By David J. Stewart | February 2007 | Updated November 2014 | Music in new window
Genesis 3:6, “And when the woman saw that the tree was good for food, and that it was pleasant to the eyes, and a tree to be desired to make one wise, she took of the fruit thereof, and did eat, and gave also unto her husband with her; and he did eat.”
If you ask people why they do the things they do in life, they will give you sensible sounding reasons which seem logical to explain their decisions. We like to believe that we exercise sound judgment, especially in the important decisions of our lives.
However, I think that this is rarely true. I think that standard operating procedure for human decision making is to do what feels right to you at the time, and then to give logical sounding justifications for what you were already going to do anyway, whether you had justifications or not.
So, if you are pregnant, and want to get an abortion, you will be able to give any number of reasonable sounding explanations why this is the right decision. You're not ready to be a parent, or you need to finish your education or get to a better point in your career, or you don't have enough money, et cetera.

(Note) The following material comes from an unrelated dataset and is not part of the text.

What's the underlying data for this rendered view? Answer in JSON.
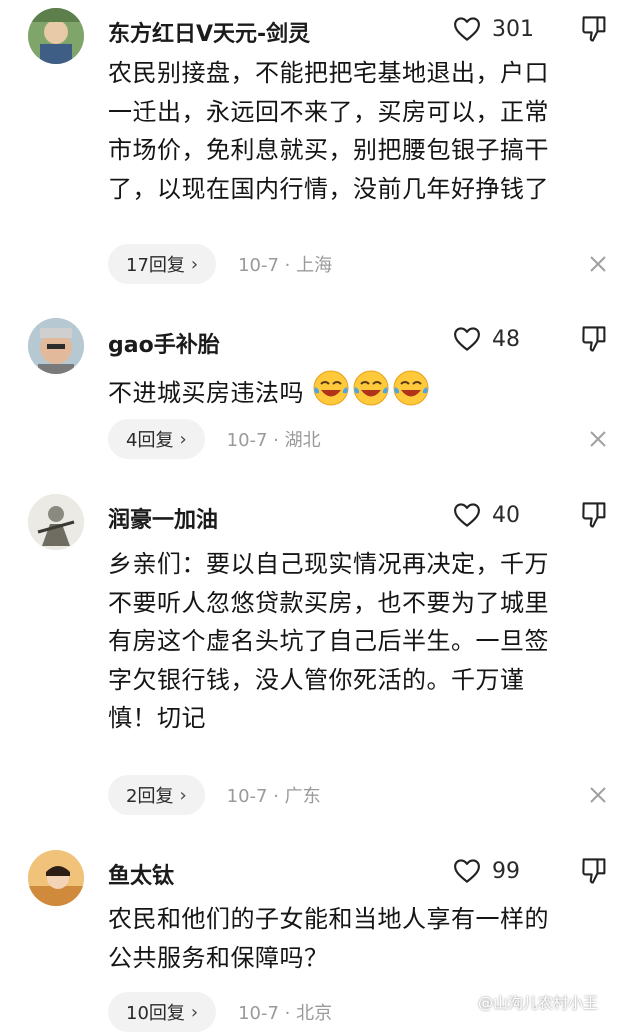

If instead you want to keep the baby, you will explain how (even though you will have some extra difficulties due to the lack of money or whatever) you will certainly be up to the challenge to make your life work with the baby, how being a parent will be good for you, what a great parent you'll make, how it will bring you and the father closer together, and so on.
In either case, none of these will be the real reason for your decision. The real reason for your decision will always be, “I did it because I wanted to do it.”
Every Man Did That Which Was Right in His Own Eyes